Tuesday September 21, 2021

Peace overtures

August 01, 2021

Beijing has an important role to play in the Afghan peace process so it may lead to an inclusive, broad-based and comprehensive political settlement. This was noted by the Pakistan Foreign Office while welcoming the recent talks between a high-level Taliban delegation and the Chinese foreign minister. During Wednesday’s meeting in the Chinese city of Tianjin, China’s FM Wang Yi informed the Taliban delegation led by the group’s second-in-command, Mullah Abdul Ghani Baradar, that they are expected to play an important role for peaceful reconciliation and reconstruction of Afghanistan. With regard to concerns of the country becoming a staging ground of groups hostile to Beijing, the Chinese also sought assurances from the Taliban to crack down on the East Turkestan Islamic Movement, terming the group a direct threat to its national security. In response, the Taliban have pledged not to let the ETIM or any other terrorist group use Afghan soil to launch attacks in other countries.

Although the two countries share a very narrow border on rough terrain, China’s relations with Afghanistan are both economic and security-related in nature. Following the US withdrawal expected at the end of this month, China would not like to see the country slide into chaos since it sees the possibility of utilising its geostrategic position as a gateway to Central Asia under Beijing’s mammoth Belt and Road Initiative, along with the potential for exploration of natural resources. China also has security concerns in light of the ETIM’s past activities against China, as well as the recent attack on its nationals in Pakistan. Already, there has been an increase in terrorist activities by the TTP inside Pakistan, and with the presence of several national and international terrorist groups in Afghanistan as revealed in a recent UN report, these are natural apprehensions in all neighbouring countries.

While there have been some concerns that the Taliban are being treated like a ‘government-in-waiting’ by some countries, including Afghan President Ashraf Ghani’s word of caution to countries of being duped by so-called promises of peace from a violent group that continues attacking the country’s security forces and takeover of key towns, the unfortunate reality is that such engagements are not new and may be a practical reality for most.
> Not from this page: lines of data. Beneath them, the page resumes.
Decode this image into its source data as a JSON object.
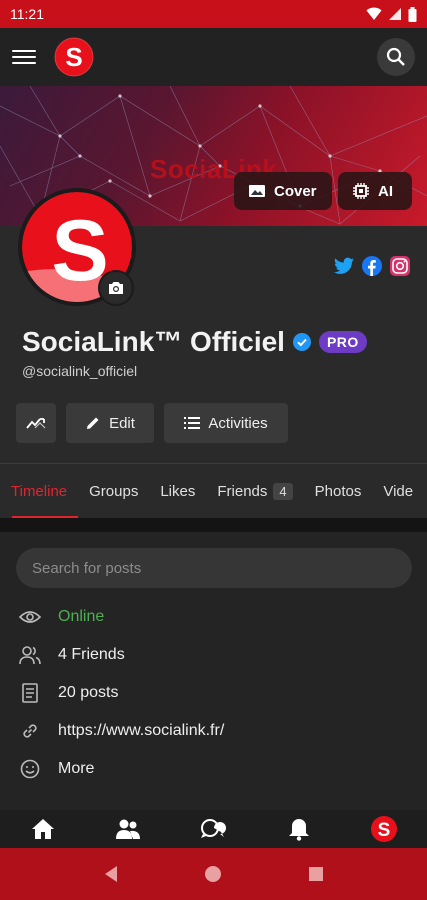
{
  "status_bar": {
    "time": "11:21"
  },
  "app_bar": {
    "menu_icon": "hamburger-menu-icon",
    "logo_icon": "socialink-logo-icon",
    "search_icon": "search-icon"
  },
  "cover": {
    "brand_text": "SociaLink",
    "cover_button_label": "Cover",
    "ai_button_label": "AI"
  },
  "profile": {
    "name": "SociaLink™ Officiel",
    "badge": "PRO",
    "handle": "@socialink_officiel",
    "socials": [
      "twitter-icon",
      "facebook-icon",
      "instagram-icon"
    ]
  },
  "actions": {
    "edit_label": "Edit",
    "activities_label": "Activities"
  },
  "tabs": [
    {
      "label": "Timeline",
      "active": true
    },
    {
      "label": "Groups"
    },
    {
      "label": "Likes"
    },
    {
      "label": "Friends",
      "count": "4"
    },
    {
      "label": "Photos"
    },
    {
      "label": "Vide"
    }
  ],
  "search": {
    "placeholder": "Search for posts"
  },
  "info": {
    "status": "Online",
    "friends": "4 Friends",
    "posts": "20 posts",
    "website": "https://www.socialink.fr/",
    "more": "More"
  },
  "colors": {
    "accent": "#c8101a",
    "pro": "#6e3bc4",
    "online": "#4caf50",
    "background": "#242424"
  }
}
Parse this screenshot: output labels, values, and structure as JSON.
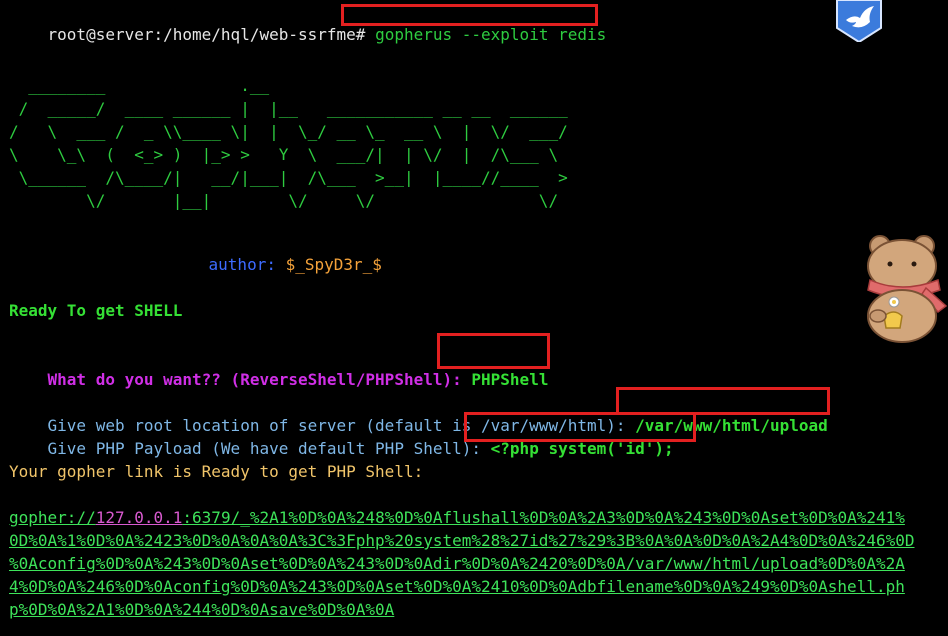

The most pressing demand of any country engaging the Taliban is to ensure a peaceful settlement of the conflict and use the relationship to nudge the group to negotiate with the Afghan government. Moreover, states have a right to engage with and seek assurances from all parties as far as possible threats to their own citizens are concerned. Of course, the Taliban will use such high-profile visits to their advantage on the world stage as they appear to be somewhat concerned about their international image this time around.

With fears that the US and other key Western players will all but abandon Afghanistan in the near future, China – as a rising global power – is keen to fill the vacuum. It is already part of the Extended Troika on Afghanistan comprising the US, Russia, and Pakistan, and was also part of the quadrilateral coordination group involving the US, Afghanistan, and Pakistan in the past. President Ghani, too, has acknowledged Beijing’s potential influence as he termed China a key country which can help restore peace in Afghanistan during a four-day visit to Beijing in 2014. Since then, Beijing has been involved both publicly and privately in the Afghan reconciliation process, having hosted several Taliban delegations, including one led by Baradar, as part of its efforts to promote peace – a role given all the more importance globally due to its close relationship with Pakistan. While it remains to be seen what a future Afghan government will look like, the entire region and beyond must come together and be invested in a peaceful outcome to the never-ending conflict.